A final press conference metres away from Sydney Water’s Parramatta headquarters was an apt end point for Labor Leader Chris Minns’ election campaign.
The public utility company has been frequently mentioned in Mr Minns’ campaign.
Labor alleges the Coalition will resort to privatisation if it wins another term of government despite Premier Dominic Perrottet refuting the claims.
On Friday, Mr Minns told reporters he believed the election result would “come down to the wire” while reiterating his party’s dedication to essential workers, lowering costing of living pressures and ending privatisation.
“I do believe it’s going to be tight,” he said.
“Most NSW elections, except for a few here and there, are tight contests, and I think that we’ve always known that.”
If elected, Mr Minns said his first act of legislation would be to put “Sydney Water in the NSW constitution, stopping future governments enacting a backdoor fire sale” of state-owned assets.
Mr Minns also dodged questions around which of the government’s promised 27 WestInvest projects he would scrap if Labor were to win government. They include upgrades to Henry Lawson Drive, Elizabeth Drive and upgrades to Leppington Public, Austral Public, and Rouse Hill High.
“It’s really clear that’s their election promises for this election campaign,” he said.
“Our priority is health, and in particular the physical infrastructure for hospitals in western Sydney. The reason for that is (because) the government has withdrawn 365 beds over the last five, six years.”
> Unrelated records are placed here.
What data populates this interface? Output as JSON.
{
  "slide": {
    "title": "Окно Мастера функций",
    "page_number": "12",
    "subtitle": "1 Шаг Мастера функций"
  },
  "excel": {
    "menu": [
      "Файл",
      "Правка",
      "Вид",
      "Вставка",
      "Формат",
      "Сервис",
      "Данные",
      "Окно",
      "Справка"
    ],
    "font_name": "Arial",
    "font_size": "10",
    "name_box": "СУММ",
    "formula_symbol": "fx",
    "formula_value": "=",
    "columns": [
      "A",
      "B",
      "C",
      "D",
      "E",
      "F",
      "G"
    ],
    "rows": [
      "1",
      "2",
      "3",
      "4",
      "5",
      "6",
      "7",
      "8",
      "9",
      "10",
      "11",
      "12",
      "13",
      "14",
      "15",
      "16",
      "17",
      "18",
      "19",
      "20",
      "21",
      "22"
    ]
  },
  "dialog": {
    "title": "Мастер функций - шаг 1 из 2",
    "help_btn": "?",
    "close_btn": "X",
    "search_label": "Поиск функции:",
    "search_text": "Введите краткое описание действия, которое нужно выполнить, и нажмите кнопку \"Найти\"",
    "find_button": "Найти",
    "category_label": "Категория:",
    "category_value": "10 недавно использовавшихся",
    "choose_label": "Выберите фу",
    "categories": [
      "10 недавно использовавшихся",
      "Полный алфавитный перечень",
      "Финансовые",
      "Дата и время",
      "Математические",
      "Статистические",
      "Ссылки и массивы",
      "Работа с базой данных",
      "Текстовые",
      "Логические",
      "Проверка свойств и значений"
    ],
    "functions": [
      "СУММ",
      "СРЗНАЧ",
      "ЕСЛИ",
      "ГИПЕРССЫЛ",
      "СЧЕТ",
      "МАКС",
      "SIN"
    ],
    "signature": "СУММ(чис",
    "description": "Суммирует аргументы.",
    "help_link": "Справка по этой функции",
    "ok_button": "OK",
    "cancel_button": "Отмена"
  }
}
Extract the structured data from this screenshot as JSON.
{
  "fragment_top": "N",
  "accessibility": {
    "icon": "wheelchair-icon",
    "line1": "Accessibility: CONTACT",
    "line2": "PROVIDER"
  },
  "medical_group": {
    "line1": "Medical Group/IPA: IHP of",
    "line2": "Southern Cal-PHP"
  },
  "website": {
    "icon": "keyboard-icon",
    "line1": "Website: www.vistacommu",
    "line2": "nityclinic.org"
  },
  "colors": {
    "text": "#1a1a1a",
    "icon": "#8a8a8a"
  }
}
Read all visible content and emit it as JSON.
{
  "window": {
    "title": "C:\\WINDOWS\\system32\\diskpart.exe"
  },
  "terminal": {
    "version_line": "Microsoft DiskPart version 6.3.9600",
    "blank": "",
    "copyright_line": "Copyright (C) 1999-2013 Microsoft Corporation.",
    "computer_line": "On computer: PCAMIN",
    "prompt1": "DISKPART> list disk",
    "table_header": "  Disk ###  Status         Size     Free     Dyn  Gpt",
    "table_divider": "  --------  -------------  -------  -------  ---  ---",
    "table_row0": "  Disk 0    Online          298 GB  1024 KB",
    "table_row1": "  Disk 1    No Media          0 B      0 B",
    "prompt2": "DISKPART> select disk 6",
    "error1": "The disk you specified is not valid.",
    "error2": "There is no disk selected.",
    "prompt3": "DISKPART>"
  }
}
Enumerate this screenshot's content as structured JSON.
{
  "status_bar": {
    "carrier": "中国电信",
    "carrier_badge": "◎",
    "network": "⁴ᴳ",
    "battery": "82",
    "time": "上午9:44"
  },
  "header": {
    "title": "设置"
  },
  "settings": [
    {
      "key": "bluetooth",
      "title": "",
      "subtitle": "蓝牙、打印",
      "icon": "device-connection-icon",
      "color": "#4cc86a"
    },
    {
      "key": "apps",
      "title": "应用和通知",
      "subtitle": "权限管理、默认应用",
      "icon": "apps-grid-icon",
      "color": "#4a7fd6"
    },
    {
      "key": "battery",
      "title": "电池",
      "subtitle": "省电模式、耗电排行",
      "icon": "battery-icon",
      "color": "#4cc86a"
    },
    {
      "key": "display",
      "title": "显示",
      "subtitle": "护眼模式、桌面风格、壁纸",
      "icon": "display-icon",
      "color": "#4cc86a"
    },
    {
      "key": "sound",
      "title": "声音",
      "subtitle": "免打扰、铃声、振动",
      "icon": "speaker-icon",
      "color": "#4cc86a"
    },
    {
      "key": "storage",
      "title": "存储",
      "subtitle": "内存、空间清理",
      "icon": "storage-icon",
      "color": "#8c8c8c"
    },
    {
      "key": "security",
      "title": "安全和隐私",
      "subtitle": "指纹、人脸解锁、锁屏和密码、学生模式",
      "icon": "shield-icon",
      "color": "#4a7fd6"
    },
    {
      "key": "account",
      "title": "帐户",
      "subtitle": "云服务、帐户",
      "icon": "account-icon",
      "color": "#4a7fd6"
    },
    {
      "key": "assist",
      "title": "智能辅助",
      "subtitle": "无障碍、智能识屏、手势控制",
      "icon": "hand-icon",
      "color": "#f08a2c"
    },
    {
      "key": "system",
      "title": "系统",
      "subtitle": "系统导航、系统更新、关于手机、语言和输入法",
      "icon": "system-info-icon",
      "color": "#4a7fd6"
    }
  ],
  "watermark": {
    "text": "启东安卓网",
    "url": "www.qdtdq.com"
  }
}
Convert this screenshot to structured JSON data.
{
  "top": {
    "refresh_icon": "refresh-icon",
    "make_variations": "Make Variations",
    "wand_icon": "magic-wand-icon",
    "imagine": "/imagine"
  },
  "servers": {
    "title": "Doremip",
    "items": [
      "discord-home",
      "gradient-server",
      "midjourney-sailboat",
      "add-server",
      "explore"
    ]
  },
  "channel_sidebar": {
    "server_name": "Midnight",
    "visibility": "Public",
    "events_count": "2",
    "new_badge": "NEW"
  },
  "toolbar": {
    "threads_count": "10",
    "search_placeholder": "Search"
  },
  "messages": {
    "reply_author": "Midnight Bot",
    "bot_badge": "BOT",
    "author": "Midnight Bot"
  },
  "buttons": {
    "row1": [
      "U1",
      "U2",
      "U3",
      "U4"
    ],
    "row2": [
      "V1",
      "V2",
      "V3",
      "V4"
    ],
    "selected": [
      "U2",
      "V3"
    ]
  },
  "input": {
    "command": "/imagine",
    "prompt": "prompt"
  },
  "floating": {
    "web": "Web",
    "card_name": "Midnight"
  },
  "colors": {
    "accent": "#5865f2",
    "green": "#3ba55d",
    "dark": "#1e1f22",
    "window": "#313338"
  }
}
Labor’s election eve blitz began with a 5.30am visit to meet stallholders at Sydney Markets in Homebush West before Mr Minns met with workers at a rail manufacturing site in Auburn.
The first two stops were in safe Labor seats. Strathfield, which includes Homebush West, sits on a 5.8 per cent margin and, bar the party’s disastrous 2011 election, has remained in Labor’s clutches since 1999.
Auburn has only been held by Labor, boasting a confident margin of 13.7 per cent.
The Opposition Leader also met with voters in Ryde and Parramatta – two seats Labor is hoping to win from the Coalition due to retiring Liberal MPs Victor Dominello and Geoff Lee.
In Ryde, Labor’s Lyndal Howison is fighting against local Liberal candidate Jordan Lane.
Local Lord Mayor Donna Davis is making a claim for Parramatta, with Katie Mullens is campaigning for the Liberal Party.
Bus mishap hits campaign trail … again
In the third bus mishap to hit the campaign trail, the bus driver of the Labor election bus temporarily disappeared on Friday, leaving media, staffers and MPs stranded at Parramatta.
It’s understood there was a miscommunication around the pick-up time, with the driver unable to be reached for about 90 minutes.
It follows a series of campaign bus mishaps that have plagued both parties. On Tuesday, Labor’s original Western Sydney-built, electric-powered vehicle ran into charging issues.
Days later, a flat battery brought the Liberal Party bus to a halt.